Cheung wrote it would be a "stupid" waste if the tomb remained untouched. "It's like it doesn't exist," he argued.
Cheung admitted some of the cultural relics buried in the tomb could be damaged if the tomb were unearthed, but he stressed that people would have an opportunity to appreciate the culture and history of 2,200 years ago.
The economist also said the tomb would bring huge profits. "If the ticket were sold at 500 yuan, five million visitors would bring an annual revenue of 2.5 billion yuan."
A survey of the mausoleum has lasted nearly 40 years, but the site has remained a mystery.
Cheung's article attracted more than 200,000 viewings.
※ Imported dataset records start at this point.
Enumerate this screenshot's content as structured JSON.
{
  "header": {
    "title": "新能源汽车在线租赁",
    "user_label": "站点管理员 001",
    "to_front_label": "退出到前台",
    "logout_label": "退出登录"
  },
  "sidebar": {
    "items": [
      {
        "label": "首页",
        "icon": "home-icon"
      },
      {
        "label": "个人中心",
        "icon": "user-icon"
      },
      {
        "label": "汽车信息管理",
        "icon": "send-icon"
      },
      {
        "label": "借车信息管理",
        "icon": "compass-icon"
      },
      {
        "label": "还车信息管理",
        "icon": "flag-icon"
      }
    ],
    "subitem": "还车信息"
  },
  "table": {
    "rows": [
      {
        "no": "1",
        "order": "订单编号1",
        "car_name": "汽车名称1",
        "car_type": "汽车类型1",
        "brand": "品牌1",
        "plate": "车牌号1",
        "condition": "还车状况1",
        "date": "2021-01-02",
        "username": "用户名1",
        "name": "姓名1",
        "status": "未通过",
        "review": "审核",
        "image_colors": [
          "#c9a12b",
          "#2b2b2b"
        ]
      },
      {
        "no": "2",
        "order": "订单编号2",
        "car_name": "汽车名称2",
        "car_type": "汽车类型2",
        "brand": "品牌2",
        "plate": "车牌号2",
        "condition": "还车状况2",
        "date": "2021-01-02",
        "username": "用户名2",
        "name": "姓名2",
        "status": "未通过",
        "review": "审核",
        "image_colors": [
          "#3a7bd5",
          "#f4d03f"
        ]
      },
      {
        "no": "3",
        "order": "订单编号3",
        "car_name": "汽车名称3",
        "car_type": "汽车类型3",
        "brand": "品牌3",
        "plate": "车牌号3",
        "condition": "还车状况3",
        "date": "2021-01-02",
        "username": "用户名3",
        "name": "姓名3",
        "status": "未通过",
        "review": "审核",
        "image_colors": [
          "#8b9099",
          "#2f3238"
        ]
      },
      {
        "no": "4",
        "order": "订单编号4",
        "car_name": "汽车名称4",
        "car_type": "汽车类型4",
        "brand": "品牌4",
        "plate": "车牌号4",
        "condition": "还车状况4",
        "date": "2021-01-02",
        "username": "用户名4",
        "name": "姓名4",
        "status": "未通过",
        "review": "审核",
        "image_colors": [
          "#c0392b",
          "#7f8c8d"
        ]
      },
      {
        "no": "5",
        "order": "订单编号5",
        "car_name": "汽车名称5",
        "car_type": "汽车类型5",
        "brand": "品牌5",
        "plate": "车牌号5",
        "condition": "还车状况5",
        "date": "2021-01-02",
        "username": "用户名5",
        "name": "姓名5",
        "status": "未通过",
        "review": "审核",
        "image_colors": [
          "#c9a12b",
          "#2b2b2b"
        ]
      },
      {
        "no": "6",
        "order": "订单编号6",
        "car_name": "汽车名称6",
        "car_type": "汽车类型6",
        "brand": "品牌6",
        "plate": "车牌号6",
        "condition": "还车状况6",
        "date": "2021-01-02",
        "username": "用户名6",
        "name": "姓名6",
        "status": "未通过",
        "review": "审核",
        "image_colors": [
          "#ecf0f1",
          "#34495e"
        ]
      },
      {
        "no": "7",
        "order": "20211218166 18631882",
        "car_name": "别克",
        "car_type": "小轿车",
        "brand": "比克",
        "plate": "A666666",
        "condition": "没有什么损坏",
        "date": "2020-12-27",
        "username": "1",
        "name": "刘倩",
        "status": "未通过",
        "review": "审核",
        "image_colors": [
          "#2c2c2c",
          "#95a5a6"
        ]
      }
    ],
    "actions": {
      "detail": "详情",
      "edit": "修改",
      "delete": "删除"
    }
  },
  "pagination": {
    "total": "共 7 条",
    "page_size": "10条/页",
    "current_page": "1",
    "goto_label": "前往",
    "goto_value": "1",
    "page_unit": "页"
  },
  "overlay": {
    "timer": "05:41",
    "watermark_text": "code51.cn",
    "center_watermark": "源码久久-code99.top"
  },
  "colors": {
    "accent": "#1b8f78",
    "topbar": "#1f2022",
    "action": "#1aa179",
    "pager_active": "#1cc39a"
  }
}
Many said they were interested in the tomb and supported Cheung's suggestion in the hope that they might one day glimpse the tomb's contents.
"I am so curious ... If we don't unearth the relics, we'll never know what they are," an unnamed respondent said.
However, more voiced opposition. "You are right from the economic perspective, but our technology is not good enough to well preserve the relics," said a reader with the online name Lie0037.
According to historical records, 720,000 workers labored 38 years to build the mausoleum for the emperor, who ruled China's first unified dynasty from 221 to 206 BC.
Archaeologists, using remote sensing equipment, have located symmetrical staircases and wooden structures inside the tomb.
Legend has it that a huge underground palace was modeled on the emperor's realm with rivers flowing with mercury and a ceiling studded with pearls and diamonds representing the stars and sun.
As the tomb has remained untouched by robbers, many believe it would be of great value in studying ancient Chinese history if it were excavated.
But the government has repeatedly reaffirmed that it has no plans to unearth the mausoleum for fear of damage.
"Current techniques cannot ensure that the mausoleum will be properly protected after excavation," said Duan Qingbo, a senior archaeologist with the Shaanxi Provincial Archaeology Institute.